→ **Exercise prompt**
Look through the records and copy each line with the string "icon" in it.
*****
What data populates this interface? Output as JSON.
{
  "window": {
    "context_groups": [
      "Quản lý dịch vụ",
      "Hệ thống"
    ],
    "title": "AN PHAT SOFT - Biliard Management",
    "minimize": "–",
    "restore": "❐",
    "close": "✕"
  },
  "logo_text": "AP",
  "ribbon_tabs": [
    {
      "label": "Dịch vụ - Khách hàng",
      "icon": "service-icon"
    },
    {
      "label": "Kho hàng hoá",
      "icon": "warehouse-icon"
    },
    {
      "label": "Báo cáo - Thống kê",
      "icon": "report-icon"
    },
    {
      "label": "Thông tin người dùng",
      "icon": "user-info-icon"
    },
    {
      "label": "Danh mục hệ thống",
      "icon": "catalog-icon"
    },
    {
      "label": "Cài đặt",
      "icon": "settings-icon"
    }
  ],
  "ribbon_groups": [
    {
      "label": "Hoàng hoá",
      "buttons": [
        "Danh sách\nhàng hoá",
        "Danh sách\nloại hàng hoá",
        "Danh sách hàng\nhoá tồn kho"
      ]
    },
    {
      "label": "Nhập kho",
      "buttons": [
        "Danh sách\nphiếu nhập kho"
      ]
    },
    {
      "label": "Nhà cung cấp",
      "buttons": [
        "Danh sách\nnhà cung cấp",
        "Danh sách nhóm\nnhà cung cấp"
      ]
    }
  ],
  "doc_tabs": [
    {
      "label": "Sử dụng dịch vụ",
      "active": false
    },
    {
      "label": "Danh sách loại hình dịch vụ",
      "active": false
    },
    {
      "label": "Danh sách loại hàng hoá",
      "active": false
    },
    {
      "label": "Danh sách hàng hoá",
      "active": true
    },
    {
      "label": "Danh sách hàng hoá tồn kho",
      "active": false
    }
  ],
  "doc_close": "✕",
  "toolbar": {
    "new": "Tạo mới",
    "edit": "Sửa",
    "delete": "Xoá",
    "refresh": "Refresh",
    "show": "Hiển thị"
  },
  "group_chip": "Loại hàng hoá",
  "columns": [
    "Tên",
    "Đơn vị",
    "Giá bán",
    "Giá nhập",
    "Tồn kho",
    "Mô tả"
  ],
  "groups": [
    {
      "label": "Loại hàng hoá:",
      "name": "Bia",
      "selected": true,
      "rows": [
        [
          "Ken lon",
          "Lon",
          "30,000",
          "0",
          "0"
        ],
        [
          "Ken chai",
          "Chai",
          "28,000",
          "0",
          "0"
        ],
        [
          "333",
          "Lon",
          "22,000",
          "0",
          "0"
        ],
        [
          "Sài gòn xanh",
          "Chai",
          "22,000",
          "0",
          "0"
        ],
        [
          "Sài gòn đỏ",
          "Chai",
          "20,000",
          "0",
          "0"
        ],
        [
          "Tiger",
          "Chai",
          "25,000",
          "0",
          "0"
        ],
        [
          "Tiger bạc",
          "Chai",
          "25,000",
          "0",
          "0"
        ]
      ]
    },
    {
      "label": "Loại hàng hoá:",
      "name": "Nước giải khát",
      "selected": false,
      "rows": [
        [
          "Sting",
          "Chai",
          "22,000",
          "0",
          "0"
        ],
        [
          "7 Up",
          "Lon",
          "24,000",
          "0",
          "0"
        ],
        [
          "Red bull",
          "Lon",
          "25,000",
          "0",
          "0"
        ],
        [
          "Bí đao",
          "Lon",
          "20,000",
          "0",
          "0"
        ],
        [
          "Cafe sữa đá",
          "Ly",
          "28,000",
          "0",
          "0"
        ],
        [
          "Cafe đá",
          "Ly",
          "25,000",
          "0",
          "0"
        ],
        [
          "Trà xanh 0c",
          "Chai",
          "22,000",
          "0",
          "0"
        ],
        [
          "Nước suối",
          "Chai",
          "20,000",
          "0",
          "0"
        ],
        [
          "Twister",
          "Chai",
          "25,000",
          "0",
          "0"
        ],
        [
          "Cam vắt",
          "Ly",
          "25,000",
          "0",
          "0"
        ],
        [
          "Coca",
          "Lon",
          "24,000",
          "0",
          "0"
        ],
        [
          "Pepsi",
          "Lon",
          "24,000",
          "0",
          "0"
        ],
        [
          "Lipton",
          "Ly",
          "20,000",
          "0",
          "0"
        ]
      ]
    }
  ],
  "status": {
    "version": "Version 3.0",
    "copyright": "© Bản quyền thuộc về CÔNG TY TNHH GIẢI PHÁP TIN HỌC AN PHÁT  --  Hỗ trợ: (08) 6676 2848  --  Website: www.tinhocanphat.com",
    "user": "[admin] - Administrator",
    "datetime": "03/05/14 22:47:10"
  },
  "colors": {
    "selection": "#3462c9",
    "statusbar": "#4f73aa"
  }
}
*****
→ **Answer below**
      "icon": "service-icon"
      "icon": "warehouse-icon"
      "icon": "report-icon"
      "icon": "user-info-icon"
      "icon": "catalog-icon"
      "icon": "settings-icon"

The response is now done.